Like most Americans, North Dakotans would like nothing better than to catch and punish those responsible for the September 11 attacks and the anthrax scare that has followed in their wake. But North Dakota Gov. John Hoeven believes there's another way for citizens to come to terms with what's happened to the nation.
It's simple, he says. "We must all...protect each other."
"I believe both citizens and public officials in North Dakota realize that we must all be more vigilant; we must all play a role," Hoeven said in an email interview with Stateline about how the events of September 11 have changed government and its citizens.
"In this sense, each state and each individual is part of the fabric of homeland security, each of us doing our part to protect each other and our country," he said.
Hoeven, a former banker schooled at Dartmouth in history and business who is now in his first term, was preoccupied before September 11 with dealing with his state's economic problems. But forced into emergency mode by the attacks and anthrax scares since, he has become a fast learner on terrorism and the rippling effects even the simplest threat or hoax can have on the economic and social order of a state.
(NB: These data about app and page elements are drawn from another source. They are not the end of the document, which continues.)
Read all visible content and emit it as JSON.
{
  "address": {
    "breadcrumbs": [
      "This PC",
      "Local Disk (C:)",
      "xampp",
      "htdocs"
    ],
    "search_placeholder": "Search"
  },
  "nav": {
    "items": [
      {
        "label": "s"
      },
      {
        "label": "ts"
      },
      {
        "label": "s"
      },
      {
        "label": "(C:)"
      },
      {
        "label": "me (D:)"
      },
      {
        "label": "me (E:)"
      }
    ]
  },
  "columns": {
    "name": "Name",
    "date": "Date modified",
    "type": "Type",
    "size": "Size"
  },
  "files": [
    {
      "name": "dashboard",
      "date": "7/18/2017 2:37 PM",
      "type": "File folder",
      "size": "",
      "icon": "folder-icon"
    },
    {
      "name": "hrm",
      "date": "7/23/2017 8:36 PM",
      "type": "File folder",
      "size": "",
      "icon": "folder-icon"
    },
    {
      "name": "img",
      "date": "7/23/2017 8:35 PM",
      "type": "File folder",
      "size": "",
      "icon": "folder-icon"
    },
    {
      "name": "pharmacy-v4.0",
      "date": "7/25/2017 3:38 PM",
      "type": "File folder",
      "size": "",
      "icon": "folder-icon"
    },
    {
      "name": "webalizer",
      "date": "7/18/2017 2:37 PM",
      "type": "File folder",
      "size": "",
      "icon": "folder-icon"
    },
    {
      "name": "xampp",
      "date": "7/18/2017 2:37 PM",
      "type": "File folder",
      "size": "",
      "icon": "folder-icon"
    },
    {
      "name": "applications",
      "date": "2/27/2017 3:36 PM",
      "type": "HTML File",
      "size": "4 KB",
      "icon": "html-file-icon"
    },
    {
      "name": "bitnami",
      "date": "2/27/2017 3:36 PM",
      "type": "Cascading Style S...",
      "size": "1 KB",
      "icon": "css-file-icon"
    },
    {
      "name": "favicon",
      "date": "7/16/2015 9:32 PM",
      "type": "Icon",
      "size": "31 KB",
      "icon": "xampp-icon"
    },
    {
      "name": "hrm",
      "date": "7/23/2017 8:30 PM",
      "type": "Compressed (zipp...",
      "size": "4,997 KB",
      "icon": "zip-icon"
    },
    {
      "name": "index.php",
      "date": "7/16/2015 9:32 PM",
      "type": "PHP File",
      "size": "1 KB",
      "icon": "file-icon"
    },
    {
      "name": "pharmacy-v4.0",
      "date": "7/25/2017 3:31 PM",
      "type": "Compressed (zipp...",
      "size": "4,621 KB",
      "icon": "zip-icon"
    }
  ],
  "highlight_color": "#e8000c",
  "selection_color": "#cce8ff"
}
In early October Hoeven appointed his own homeland security adviser to help him deal with the public's fears and the reality that other terrorist assaults can happen anywhere, anytime. That thought alone, he says, makes "Americans understandably feel less secure."
"Prior to the terrorist attacks, people were concerned about their safety when traveling to certain parts of the world that were areas of known risk. Now they carry that same concern here in their states and in the nation. We no longer take our security for granted," he said, adding that keeping people safe is now one of his top priorities.
"People will always look toward government to take the lead in providing both moral and material support in times of adversity and disaster...I think people believe that state and federal government have a joint responsibility to provide heightened security locally, nationally and internationally, and government at all levels has an obligation to meet that expectation," he said.
"Our approach has been to prepare for emergency incidents; to prevent them, if possible; and to respond quickly and effectively should an incident occur," Hoeven continued. "Aligning our efforts both within the state and across the nation is essential to keep the country moving, to enable people to travel and conduct their lives with reasonable normalcy."